= WHAT YOU ARE ASKED TO DO =
Among the entries that follow, find every line with the word "MarkerFelt" and copy it.

Excerpts from an interface dataset
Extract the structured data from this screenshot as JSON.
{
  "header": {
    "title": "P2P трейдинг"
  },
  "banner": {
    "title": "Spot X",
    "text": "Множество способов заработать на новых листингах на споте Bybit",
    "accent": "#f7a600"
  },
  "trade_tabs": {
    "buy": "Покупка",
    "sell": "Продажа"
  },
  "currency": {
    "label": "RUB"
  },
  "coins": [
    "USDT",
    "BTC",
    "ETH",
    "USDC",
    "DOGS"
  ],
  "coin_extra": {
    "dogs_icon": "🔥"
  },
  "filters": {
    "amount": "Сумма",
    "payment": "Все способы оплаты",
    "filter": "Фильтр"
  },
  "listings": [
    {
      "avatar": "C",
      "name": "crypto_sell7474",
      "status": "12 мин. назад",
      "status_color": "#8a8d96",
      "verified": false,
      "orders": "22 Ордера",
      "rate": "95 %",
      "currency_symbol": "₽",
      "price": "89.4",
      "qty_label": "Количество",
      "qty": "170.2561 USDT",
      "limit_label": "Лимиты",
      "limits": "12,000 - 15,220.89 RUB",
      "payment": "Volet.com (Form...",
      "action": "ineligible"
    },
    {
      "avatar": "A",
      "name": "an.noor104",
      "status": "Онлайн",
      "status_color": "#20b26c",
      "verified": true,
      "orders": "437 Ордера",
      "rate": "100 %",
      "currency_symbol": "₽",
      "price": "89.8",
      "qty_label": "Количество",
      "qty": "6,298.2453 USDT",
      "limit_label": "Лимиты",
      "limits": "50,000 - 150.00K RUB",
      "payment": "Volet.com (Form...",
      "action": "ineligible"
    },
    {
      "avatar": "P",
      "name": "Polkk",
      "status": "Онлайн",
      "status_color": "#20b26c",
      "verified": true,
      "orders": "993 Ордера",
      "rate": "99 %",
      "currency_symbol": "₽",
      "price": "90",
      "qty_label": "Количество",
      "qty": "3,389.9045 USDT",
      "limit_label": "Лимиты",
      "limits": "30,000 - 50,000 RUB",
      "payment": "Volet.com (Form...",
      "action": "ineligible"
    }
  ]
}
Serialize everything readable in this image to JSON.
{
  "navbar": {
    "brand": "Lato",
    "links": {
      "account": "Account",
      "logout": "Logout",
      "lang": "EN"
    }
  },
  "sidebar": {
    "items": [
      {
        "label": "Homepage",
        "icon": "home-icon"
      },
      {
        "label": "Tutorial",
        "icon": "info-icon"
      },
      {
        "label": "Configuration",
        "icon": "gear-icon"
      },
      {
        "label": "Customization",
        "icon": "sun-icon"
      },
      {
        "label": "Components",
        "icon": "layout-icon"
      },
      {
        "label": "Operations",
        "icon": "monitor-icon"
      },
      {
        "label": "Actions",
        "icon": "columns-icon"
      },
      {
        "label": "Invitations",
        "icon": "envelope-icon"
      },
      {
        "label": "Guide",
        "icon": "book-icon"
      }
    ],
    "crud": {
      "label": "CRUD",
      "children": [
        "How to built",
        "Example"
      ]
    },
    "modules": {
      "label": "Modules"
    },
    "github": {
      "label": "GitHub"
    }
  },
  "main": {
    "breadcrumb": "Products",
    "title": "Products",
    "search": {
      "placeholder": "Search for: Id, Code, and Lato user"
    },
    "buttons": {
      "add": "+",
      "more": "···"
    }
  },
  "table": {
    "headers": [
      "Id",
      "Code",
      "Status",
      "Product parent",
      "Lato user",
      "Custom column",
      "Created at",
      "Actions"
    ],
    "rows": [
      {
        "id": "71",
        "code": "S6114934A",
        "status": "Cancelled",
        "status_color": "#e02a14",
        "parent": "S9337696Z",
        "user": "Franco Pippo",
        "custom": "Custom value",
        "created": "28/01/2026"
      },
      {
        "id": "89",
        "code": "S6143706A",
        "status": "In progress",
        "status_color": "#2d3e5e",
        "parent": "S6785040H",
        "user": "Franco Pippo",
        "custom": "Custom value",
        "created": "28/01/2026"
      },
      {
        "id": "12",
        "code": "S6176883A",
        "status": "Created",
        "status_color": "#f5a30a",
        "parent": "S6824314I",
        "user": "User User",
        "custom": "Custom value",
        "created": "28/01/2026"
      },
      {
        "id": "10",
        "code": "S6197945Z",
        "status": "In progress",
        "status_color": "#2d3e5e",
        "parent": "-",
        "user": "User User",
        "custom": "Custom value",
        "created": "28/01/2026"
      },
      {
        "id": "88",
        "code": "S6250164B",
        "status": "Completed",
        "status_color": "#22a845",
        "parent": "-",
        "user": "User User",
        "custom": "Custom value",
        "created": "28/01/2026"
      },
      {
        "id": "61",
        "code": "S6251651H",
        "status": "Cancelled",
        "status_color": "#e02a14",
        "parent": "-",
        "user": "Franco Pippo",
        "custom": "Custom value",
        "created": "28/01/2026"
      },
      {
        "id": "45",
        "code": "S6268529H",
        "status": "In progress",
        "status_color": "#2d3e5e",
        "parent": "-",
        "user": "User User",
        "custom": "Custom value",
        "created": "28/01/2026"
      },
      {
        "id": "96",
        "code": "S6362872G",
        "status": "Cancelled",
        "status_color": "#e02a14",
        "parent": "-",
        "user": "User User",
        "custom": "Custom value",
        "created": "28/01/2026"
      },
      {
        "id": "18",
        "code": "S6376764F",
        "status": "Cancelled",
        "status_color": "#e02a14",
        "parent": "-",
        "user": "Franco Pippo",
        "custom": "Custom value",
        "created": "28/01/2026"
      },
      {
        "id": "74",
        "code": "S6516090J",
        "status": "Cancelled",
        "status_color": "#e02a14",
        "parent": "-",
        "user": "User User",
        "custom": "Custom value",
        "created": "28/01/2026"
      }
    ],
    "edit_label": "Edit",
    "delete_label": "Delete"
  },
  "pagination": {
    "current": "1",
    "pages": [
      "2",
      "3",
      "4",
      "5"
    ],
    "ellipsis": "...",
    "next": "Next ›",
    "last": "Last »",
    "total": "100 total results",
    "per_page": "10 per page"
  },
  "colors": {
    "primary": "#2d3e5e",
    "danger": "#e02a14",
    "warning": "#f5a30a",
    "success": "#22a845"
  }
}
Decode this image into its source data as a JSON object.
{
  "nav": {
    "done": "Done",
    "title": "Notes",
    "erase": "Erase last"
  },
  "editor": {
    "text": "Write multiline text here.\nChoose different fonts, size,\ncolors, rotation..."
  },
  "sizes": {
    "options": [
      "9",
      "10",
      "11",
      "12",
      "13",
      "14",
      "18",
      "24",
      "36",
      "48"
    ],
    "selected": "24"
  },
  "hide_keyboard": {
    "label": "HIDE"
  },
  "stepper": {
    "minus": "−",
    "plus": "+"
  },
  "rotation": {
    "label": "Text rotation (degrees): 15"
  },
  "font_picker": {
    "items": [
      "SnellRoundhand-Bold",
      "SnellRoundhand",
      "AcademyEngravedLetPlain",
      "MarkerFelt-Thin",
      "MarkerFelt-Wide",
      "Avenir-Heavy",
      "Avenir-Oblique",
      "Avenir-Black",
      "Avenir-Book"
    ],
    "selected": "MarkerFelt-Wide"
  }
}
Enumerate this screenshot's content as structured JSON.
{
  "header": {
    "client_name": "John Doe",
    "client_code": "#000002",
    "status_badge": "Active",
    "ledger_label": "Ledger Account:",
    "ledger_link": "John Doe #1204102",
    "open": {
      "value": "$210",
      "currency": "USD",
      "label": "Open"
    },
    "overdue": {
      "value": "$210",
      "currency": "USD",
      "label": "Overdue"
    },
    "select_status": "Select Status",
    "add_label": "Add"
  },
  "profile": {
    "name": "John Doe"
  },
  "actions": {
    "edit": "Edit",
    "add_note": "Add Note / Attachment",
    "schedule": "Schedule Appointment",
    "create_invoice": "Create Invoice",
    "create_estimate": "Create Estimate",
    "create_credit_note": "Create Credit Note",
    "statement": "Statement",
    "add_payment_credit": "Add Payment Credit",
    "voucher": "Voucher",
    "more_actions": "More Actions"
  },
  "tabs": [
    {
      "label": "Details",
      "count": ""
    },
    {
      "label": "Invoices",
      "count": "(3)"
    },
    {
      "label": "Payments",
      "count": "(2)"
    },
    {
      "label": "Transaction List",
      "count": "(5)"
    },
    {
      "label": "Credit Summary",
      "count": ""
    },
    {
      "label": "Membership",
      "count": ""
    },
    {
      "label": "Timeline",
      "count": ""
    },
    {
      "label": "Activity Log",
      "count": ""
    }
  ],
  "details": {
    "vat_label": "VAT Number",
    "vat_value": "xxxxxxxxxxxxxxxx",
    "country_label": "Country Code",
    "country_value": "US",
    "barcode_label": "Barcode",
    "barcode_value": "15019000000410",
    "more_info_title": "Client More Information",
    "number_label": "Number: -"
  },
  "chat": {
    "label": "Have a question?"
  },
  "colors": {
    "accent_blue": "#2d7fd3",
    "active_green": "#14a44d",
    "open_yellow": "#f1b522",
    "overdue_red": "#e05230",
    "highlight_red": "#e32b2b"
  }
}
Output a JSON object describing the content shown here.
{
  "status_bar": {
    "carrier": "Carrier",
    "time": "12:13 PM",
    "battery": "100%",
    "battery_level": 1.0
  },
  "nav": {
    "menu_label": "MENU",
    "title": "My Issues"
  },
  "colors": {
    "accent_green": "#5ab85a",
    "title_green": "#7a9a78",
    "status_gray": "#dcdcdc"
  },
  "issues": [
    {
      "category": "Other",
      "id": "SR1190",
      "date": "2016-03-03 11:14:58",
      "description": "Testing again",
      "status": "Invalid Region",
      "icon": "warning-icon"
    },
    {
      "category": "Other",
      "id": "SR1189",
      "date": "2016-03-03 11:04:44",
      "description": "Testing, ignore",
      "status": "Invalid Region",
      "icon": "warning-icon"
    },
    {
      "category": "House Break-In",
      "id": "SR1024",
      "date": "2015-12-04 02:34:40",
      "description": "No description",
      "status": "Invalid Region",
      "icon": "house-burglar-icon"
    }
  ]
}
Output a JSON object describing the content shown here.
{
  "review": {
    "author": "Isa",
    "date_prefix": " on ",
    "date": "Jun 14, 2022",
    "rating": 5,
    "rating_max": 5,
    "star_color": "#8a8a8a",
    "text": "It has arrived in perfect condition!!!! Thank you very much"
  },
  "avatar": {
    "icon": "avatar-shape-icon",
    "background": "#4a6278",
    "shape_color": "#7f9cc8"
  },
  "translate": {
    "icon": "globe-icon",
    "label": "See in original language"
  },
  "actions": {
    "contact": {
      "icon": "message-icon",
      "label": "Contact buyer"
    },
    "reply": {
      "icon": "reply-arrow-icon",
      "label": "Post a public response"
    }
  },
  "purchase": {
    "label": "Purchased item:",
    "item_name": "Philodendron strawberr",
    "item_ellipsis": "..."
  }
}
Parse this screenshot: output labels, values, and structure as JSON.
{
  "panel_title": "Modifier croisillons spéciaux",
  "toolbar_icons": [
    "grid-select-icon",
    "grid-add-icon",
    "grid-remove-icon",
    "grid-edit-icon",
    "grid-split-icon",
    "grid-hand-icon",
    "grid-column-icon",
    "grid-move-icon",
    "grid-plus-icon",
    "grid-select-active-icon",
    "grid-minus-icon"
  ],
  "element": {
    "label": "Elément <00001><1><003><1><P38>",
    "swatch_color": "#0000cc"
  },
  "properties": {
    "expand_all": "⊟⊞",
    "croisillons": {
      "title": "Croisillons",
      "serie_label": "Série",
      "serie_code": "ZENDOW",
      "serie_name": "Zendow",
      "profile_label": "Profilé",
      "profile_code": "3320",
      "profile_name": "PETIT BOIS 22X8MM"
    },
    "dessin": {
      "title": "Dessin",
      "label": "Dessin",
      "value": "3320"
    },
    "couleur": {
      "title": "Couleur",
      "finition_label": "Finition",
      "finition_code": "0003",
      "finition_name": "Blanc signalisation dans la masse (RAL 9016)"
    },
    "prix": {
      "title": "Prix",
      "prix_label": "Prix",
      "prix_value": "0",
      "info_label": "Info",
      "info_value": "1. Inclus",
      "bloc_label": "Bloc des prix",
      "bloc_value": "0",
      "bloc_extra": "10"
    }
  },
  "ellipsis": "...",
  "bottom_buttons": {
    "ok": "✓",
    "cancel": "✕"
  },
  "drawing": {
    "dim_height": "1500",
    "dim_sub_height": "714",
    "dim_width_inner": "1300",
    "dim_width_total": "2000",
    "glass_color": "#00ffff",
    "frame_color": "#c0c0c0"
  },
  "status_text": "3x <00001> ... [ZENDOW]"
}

= EXPECTED ANSWER =
      "MarkerFelt-Thin",
      "MarkerFelt-Wide",
    "selected": "MarkerFelt-Wide"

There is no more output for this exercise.